**Data under study**
----------------------------------------

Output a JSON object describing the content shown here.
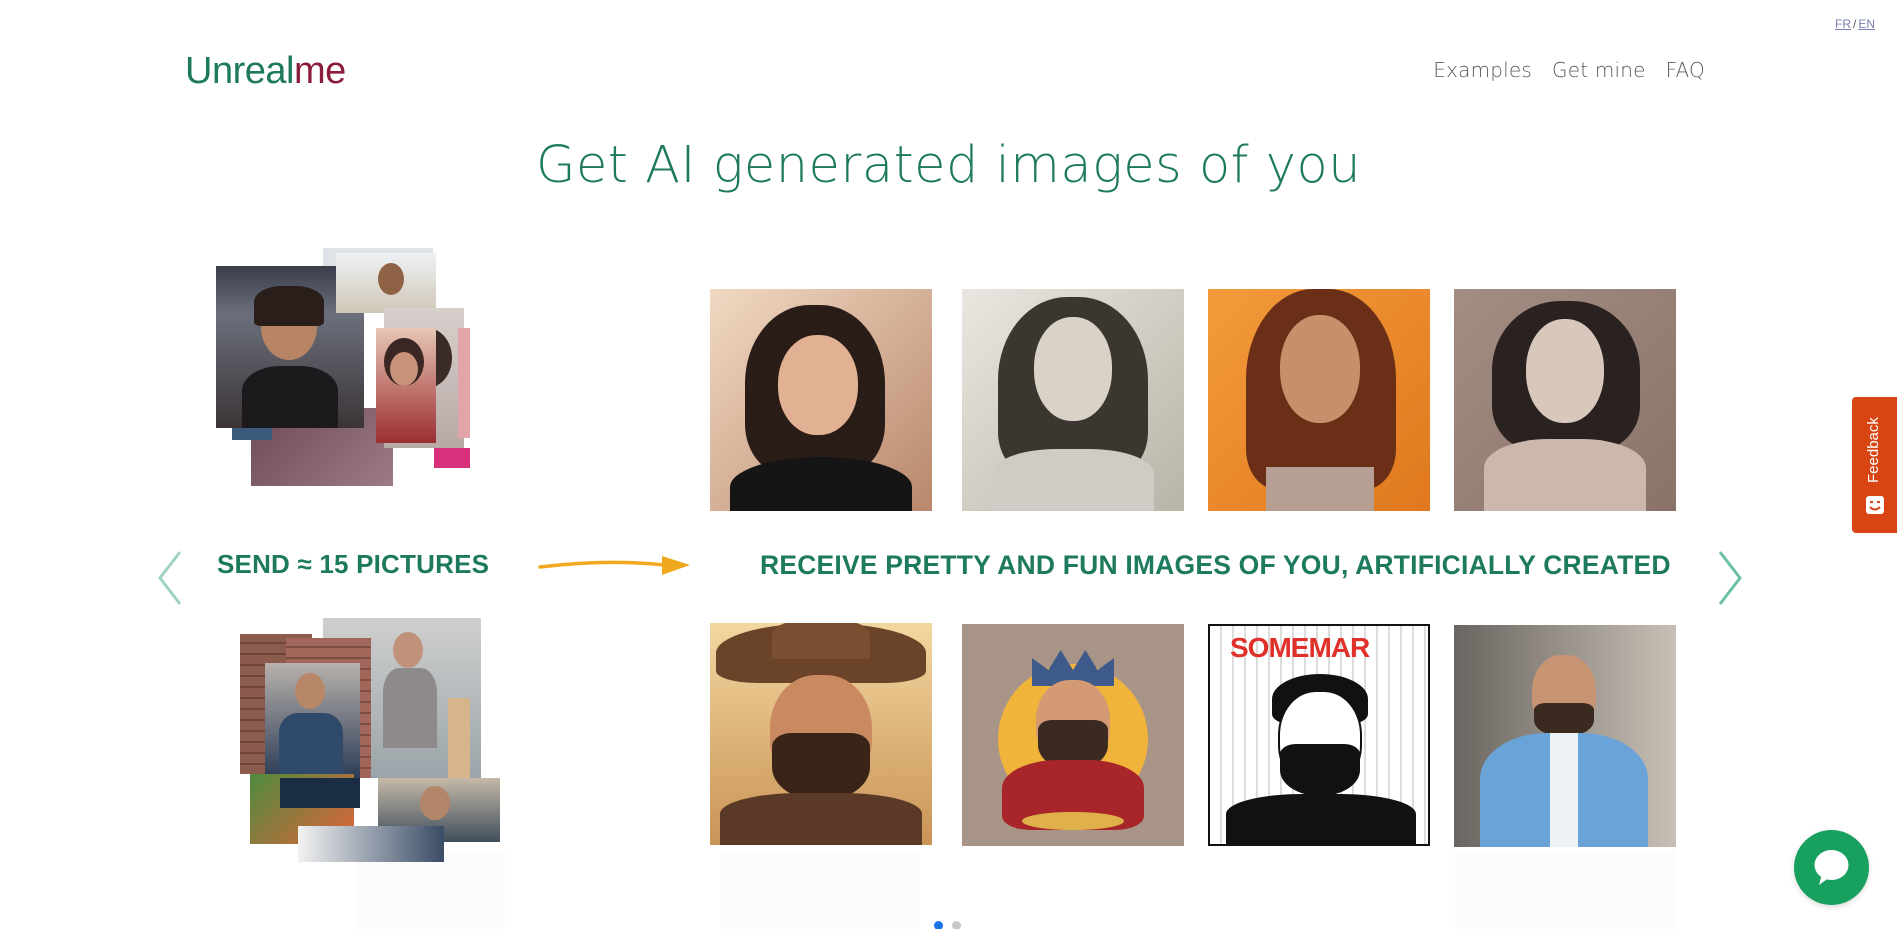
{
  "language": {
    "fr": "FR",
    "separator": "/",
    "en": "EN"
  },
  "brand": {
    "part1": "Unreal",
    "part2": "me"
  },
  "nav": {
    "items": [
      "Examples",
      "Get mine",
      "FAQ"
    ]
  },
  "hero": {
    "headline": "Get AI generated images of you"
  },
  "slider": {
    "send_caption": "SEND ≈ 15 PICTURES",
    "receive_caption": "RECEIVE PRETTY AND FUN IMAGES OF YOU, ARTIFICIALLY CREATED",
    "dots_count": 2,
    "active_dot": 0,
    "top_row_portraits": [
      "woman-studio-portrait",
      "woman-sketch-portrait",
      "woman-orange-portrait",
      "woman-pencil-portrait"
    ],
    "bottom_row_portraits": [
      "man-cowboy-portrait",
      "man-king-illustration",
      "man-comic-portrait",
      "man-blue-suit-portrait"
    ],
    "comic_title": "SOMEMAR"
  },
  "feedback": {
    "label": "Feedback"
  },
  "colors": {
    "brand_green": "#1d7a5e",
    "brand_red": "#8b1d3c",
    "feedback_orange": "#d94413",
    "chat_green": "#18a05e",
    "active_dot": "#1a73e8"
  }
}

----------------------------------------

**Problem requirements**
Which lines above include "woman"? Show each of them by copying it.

**Written response**
      "woman-studio-portrait",
      "woman-sketch-portrait",
      "woman-orange-portrait",
      "woman-pencil-portrait"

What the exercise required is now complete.